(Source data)
----

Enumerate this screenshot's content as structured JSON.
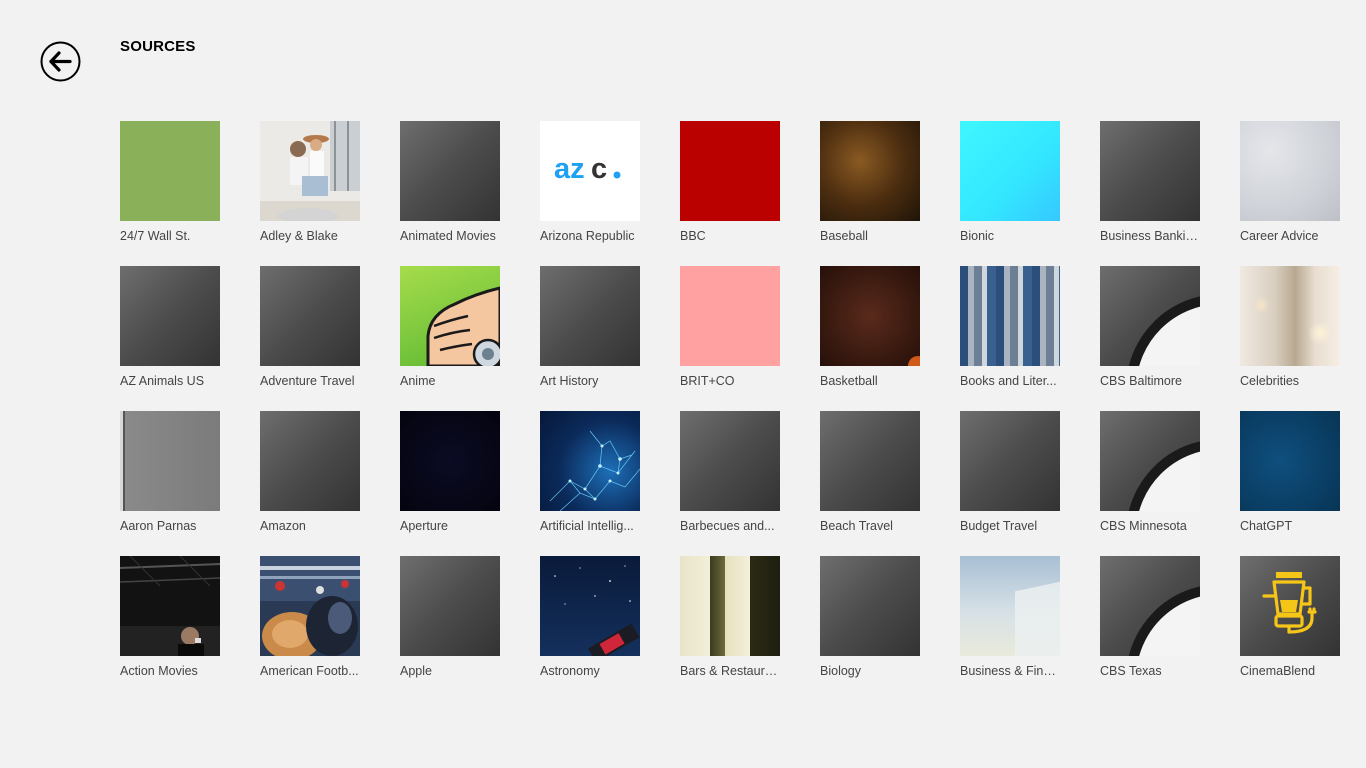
{
  "page": {
    "title": "SOURCES"
  },
  "sources": [
    {
      "label": "24/7 Wall St."
    },
    {
      "label": "AZ Animals US"
    },
    {
      "label": "Aaron Parnas"
    },
    {
      "label": "Action Movies"
    },
    {
      "label": "Adley & Blake"
    },
    {
      "label": "Adventure Travel"
    },
    {
      "label": "Amazon"
    },
    {
      "label": "American Footb..."
    },
    {
      "label": "Animated Movies"
    },
    {
      "label": "Anime"
    },
    {
      "label": "Aperture"
    },
    {
      "label": "Apple"
    },
    {
      "label": "Arizona Republic",
      "logo_text": "azc."
    },
    {
      "label": "Art History"
    },
    {
      "label": "Artificial Intellig..."
    },
    {
      "label": "Astronomy"
    },
    {
      "label": "BBC"
    },
    {
      "label": "BRIT+CO"
    },
    {
      "label": "Barbecues and..."
    },
    {
      "label": "Bars & Restaura..."
    },
    {
      "label": "Baseball"
    },
    {
      "label": "Basketball"
    },
    {
      "label": "Beach Travel"
    },
    {
      "label": "Biology"
    },
    {
      "label": "Bionic"
    },
    {
      "label": "Books and Liter..."
    },
    {
      "label": "Budget Travel"
    },
    {
      "label": "Business & Fina..."
    },
    {
      "label": "Business Bankin..."
    },
    {
      "label": "CBS Baltimore"
    },
    {
      "label": "CBS Minnesota"
    },
    {
      "label": "CBS Texas"
    },
    {
      "label": "Career Advice"
    },
    {
      "label": "Celebrities"
    },
    {
      "label": "ChatGPT"
    },
    {
      "label": "CinemaBlend"
    }
  ],
  "colors": {
    "background": "#f2f2f2",
    "azc_blue": "#1ea1f2",
    "bbc_red": "#bb0000",
    "brit_pink": "#ffa1a1",
    "bionic_cyan": "#33f0ff",
    "wallst_green": "#8ab05a",
    "cinemablend_yellow": "#f5c518"
  }
}
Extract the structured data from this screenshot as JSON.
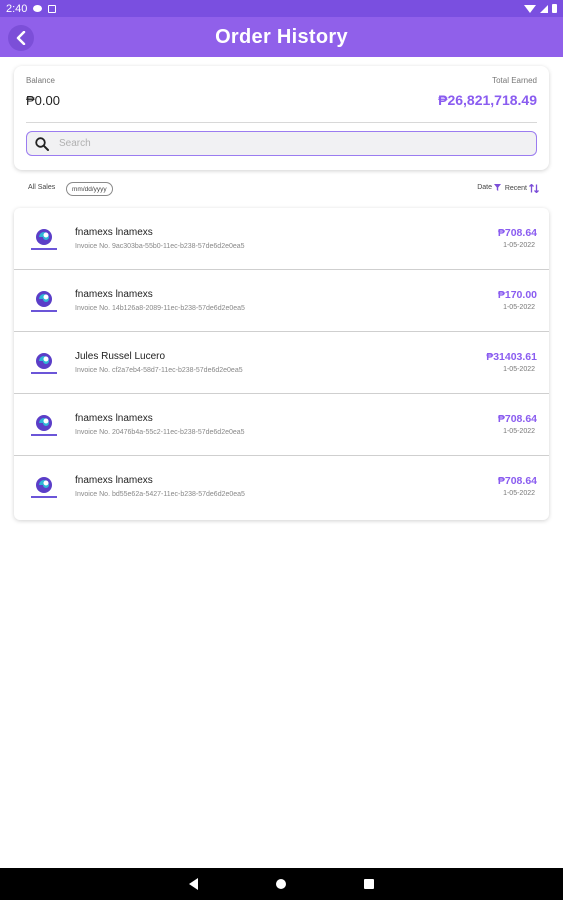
{
  "status_bar": {
    "time": "2:40"
  },
  "header": {
    "title": "Order History"
  },
  "summary": {
    "balance_label": "Balance",
    "balance_value": "₱0.00",
    "earned_label": "Total Earned",
    "earned_value": "₱26,821,718.49",
    "search_placeholder": "Search"
  },
  "filters": {
    "all_sales": "All Sales",
    "date_placeholder": "mm/dd/yyyy",
    "date_label": "Date",
    "recent_label": "Recent"
  },
  "orders": [
    {
      "name": "fnamexs lnamexs",
      "invoice": "Invoice No. 9ac303ba-55b0-11ec-b238-57de6d2e0ea5",
      "amount": "₱708.64",
      "date": "1-05-2022"
    },
    {
      "name": "fnamexs lnamexs",
      "invoice": "Invoice No. 14b126a8-2089-11ec-b238-57de6d2e0ea5",
      "amount": "₱170.00",
      "date": "1-05-2022"
    },
    {
      "name": "Jules Russel Lucero",
      "invoice": "Invoice No. cf2a7eb4-58d7-11ec-b238-57de6d2e0ea5",
      "amount": "₱31403.61",
      "date": "1-05-2022"
    },
    {
      "name": "fnamexs lnamexs",
      "invoice": "Invoice No. 20476b4a-55c2-11ec-b238-57de6d2e0ea5",
      "amount": "₱708.64",
      "date": "1-05-2022"
    },
    {
      "name": "fnamexs lnamexs",
      "invoice": "Invoice No. bd55e62a-5427-11ec-b238-57de6d2e0ea5",
      "amount": "₱708.64",
      "date": "1-05-2022"
    }
  ],
  "colors": {
    "primary": "#9060ea",
    "accent": "#8a5cf0",
    "status_bar": "#7a4fe0"
  },
  "icons": [
    "back-arrow-icon",
    "search-icon",
    "filter-icon",
    "sort-icon",
    "store-logo"
  ]
}
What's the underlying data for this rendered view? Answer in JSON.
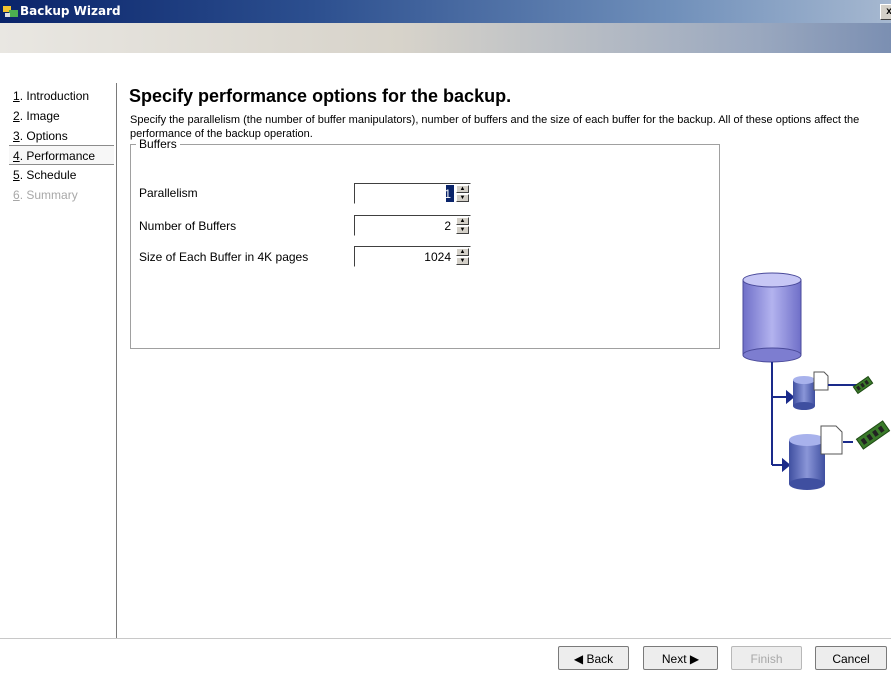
{
  "window": {
    "title": "Backup Wizard",
    "close_label": "x"
  },
  "nav": {
    "items": [
      {
        "num": "1",
        "label": ". Introduction"
      },
      {
        "num": "2",
        "label": ". Image"
      },
      {
        "num": "3",
        "label": ". Options"
      },
      {
        "num": "4",
        "label": ". Performance"
      },
      {
        "num": "5",
        "label": ". Schedule"
      },
      {
        "num": "6",
        "label": ". Summary"
      }
    ]
  },
  "main": {
    "heading": "Specify performance options for the backup.",
    "description": "Specify the parallelism (the number of buffer manipulators), number of buffers and the size of each buffer for the backup. All of these options affect the performance of the backup operation.",
    "group_title": "Buffers",
    "fields": [
      {
        "label": "Parallelism",
        "value": "1"
      },
      {
        "label": "Number of Buffers",
        "value": "2"
      },
      {
        "label": "Size of Each Buffer in 4K pages",
        "value": "1024"
      }
    ]
  },
  "buttons": {
    "back": "◀ Back",
    "next": "Next ▶",
    "finish": "Finish",
    "cancel": "Cancel"
  },
  "colors": {
    "title_bar": "#0a246a",
    "selection": "#0a246a",
    "db_cylinder": "#8e8edb"
  }
}
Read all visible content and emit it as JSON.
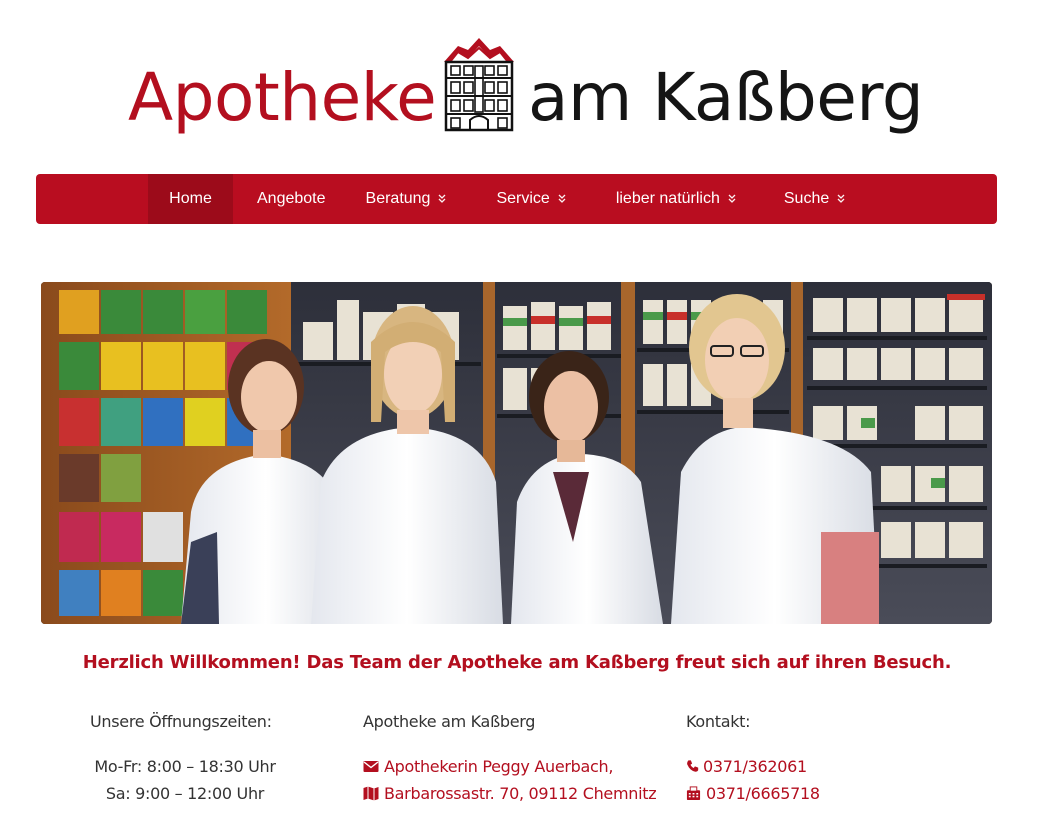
{
  "logo": {
    "word_left": "Apotheke",
    "word_right": "am Kaßberg",
    "icon": "pharmacy-building-icon"
  },
  "nav": {
    "items": [
      {
        "label": "Home",
        "active": true,
        "has_dropdown": false
      },
      {
        "label": "Angebote",
        "active": false,
        "has_dropdown": false
      },
      {
        "label": "Beratung",
        "active": false,
        "has_dropdown": true
      },
      {
        "label": "Service",
        "active": false,
        "has_dropdown": true
      },
      {
        "label": "lieber natürlich",
        "active": false,
        "has_dropdown": true
      },
      {
        "label": "Suche",
        "active": false,
        "has_dropdown": true
      }
    ],
    "dropdown_glyph": "»"
  },
  "hero": {
    "icon": "team-photo"
  },
  "welcome": {
    "text": "Herzlich Willkommen! Das Team der Apotheke am Kaßberg freut sich auf ihren Besuch."
  },
  "hours": {
    "heading": "Unsere Öffnungszeiten:",
    "weekdays": "Mo-Fr: 8:00 – 18:30 Uhr",
    "saturday": "Sa: 9:00 – 12:00 Uhr"
  },
  "address": {
    "heading": "Apotheke am Kaßberg",
    "owner": "Apothekerin Peggy Auerbach,",
    "street": "Barbarossastr. 70, 09112 Chemnitz",
    "owner_icon": "envelope-icon",
    "street_icon": "map-icon"
  },
  "contact": {
    "heading": "Kontakt:",
    "phone": "0371/362061",
    "fax": "0371/6665718",
    "phone_icon": "phone-icon",
    "fax_icon": "fax-icon"
  },
  "colors": {
    "brand_red": "#b90d20",
    "nav_active": "#9c0b1a",
    "text_red": "#b30f1f"
  }
}
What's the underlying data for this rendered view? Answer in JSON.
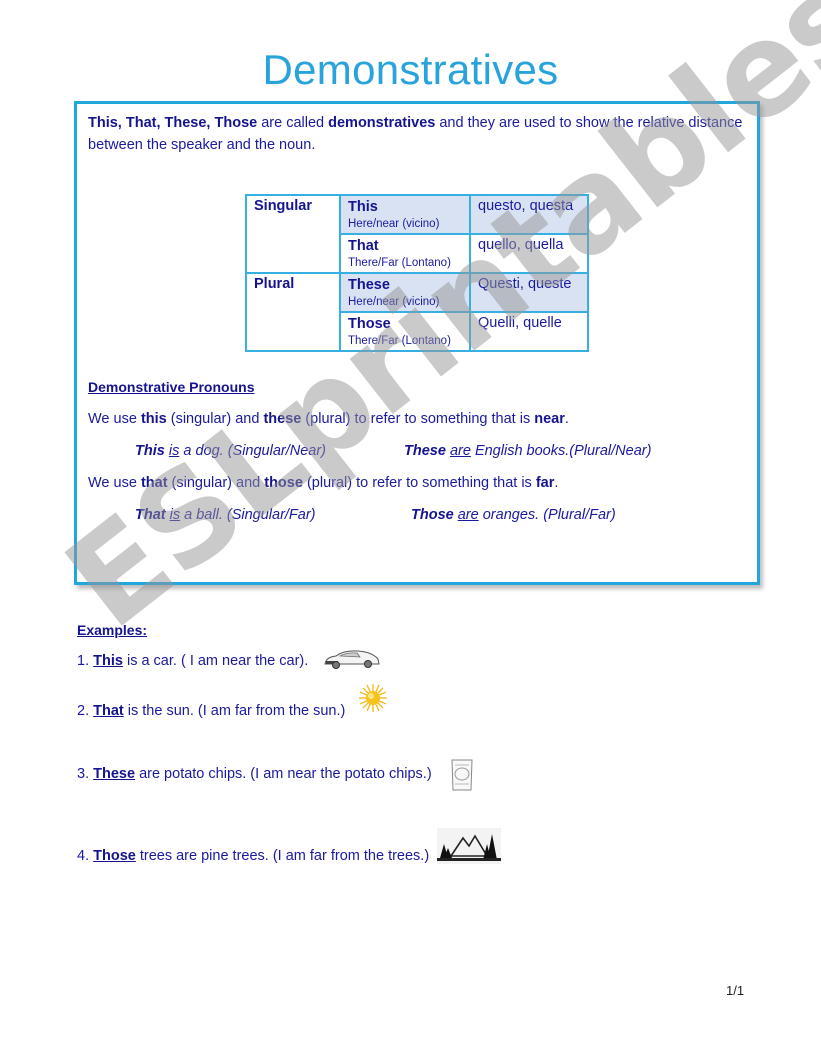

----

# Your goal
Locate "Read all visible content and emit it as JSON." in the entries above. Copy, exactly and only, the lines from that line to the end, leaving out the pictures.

# Answer space
Read all visible content and emit it as JSON.
{
  "logo": {
    "word_left": "Apotheke",
    "word_right": "am Kaßberg",
    "icon": "pharmacy-building-icon"
  },
  "nav": {
    "items": [
      {
        "label": "Home",
        "active": true,
        "has_dropdown": false
      },
      {
        "label": "Angebote",
        "active": false,
        "has_dropdown": false
      },
      {
        "label": "Beratung",
        "active": false,
        "has_dropdown": true
      },
      {
        "label": "Service",
        "active": false,
        "has_dropdown": true
      },
      {
        "label": "lieber natürlich",
        "active": false,
        "has_dropdown": true
      },
      {
        "label": "Suche",
        "active": false,
        "has_dropdown": true
      }
    ],
    "dropdown_glyph": "»"
  },
  "hero": {
    "icon": "team-photo"
  },
  "welcome": {
    "text": "Herzlich Willkommen! Das Team der Apotheke am Kaßberg freut sich auf ihren Besuch."
  },
  "hours": {
    "heading": "Unsere Öffnungszeiten:",
    "weekdays": "Mo-Fr: 8:00 – 18:30 Uhr",
    "saturday": "Sa: 9:00 – 12:00 Uhr"
  },
  "address": {
    "heading": "Apotheke am Kaßberg",
    "owner": "Apothekerin Peggy Auerbach,",
    "street": "Barbarossastr. 70, 09112 Chemnitz",
    "owner_icon": "envelope-icon",
    "street_icon": "map-icon"
  },
  "contact": {
    "heading": "Kontakt:",
    "phone": "0371/362061",
    "fax": "0371/6665718",
    "phone_icon": "phone-icon",
    "fax_icon": "fax-icon"
  },
  "colors": {
    "brand_red": "#b90d20",
    "nav_active": "#9c0b1a",
    "text_red": "#b30f1f"
  }
}
What's the underlying data for this rendered view? Answer in JSON.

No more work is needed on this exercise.